- Identify the potential for shocks and large shifts in ecosystems services that affect human well-being in the Arctic.
- Analyze how different drivers of change interact in ways that affect the ability of ecosystems and human populations to withstand shocks, adapt or transform.
- Evaluate strategies for communities and governments to adapt.
The Arctic is changing rapidly, in ways that could dramatically affect people’s lives and ecosystems. Along with climate change, a major concern, there are other environmental changes happening at the same time, as well as rapid social, economic and political developments. While some changes may be gradual, the interactions among different driving forces may also lead to tipping points in social-ecological systems, with large impacts on Arctic peoples and economies, and on global ecosystem services.
Such large shifts can be difficult to predict. They may also be irreversible even if the causes of shift are removed or weakened. Early identification of potential tipping point can help decision makers plan for an uncertain future.
An Arctic Council Project

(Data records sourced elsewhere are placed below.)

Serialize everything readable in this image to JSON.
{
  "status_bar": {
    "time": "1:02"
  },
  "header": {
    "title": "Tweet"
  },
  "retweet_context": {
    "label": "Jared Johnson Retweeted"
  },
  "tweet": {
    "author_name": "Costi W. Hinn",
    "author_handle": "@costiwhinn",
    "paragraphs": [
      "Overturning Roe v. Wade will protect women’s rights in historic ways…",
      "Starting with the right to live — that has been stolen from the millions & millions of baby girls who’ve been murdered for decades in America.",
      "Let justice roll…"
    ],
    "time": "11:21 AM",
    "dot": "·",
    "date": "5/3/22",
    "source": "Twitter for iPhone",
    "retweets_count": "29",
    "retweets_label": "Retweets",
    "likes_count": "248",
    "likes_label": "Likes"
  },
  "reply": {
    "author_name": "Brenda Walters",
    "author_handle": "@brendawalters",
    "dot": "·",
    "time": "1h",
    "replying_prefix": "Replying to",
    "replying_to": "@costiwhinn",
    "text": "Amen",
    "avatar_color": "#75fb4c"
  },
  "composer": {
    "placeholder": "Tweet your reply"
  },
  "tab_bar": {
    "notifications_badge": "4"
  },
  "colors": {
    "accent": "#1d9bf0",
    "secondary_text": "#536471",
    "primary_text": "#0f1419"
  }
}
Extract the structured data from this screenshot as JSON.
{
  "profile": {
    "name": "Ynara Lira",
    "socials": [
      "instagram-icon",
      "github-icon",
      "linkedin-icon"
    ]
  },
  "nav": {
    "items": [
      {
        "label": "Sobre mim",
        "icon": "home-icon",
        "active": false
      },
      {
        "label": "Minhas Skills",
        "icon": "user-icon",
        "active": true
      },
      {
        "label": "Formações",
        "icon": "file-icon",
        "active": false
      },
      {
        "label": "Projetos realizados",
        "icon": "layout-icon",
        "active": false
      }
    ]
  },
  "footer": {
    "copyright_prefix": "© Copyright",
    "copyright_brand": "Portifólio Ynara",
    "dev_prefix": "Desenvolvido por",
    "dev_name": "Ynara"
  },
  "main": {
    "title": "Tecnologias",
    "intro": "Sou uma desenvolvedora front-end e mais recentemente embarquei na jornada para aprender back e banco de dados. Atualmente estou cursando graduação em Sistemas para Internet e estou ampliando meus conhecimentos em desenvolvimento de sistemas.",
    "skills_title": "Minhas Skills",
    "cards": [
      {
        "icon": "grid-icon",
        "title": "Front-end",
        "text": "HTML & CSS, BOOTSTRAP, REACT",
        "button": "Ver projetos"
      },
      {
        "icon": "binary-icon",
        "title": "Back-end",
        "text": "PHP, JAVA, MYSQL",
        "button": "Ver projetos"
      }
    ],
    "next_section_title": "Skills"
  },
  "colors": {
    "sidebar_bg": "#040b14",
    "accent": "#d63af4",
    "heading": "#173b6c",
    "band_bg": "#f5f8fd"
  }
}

The Arctic Resilience Report was approved as an Arctic Council project at the Senior Arctic Official’s meeting in November 2011, following a scoping workshop held in Stockholm in September. The ARR is a priority for the Swedish Chairmanship of the Arctic Council (May 2011 – May 2013), and was initiated by the Swedish Ministry of the Environment.
The project builds on a methodology for assessing the interactions of drivers and change across multiplescales. The process includes active engagement with stakeholders in identifying valuable aspects of the social-ecological system and the drivers that affect them.
An integral part of the assessment is also to identify policy and management options that may be needed for strengthening resilience, for adaptation, and for transformational change when this is necessary.
An interim report will be delivered in May 2013, and a final report in May 2016.
The ARR Implementation Plan provides further details about the project background, approach and workplan: ARR Implementation Plan September 2014 (PDF, 335 KB)
As of January 2015, funding has been provided by:
- Swedish Environmental Protection Agency
- Swedish Ministry of the Environment
- Nordic Council of Ministers
- Swedish Research Council Formas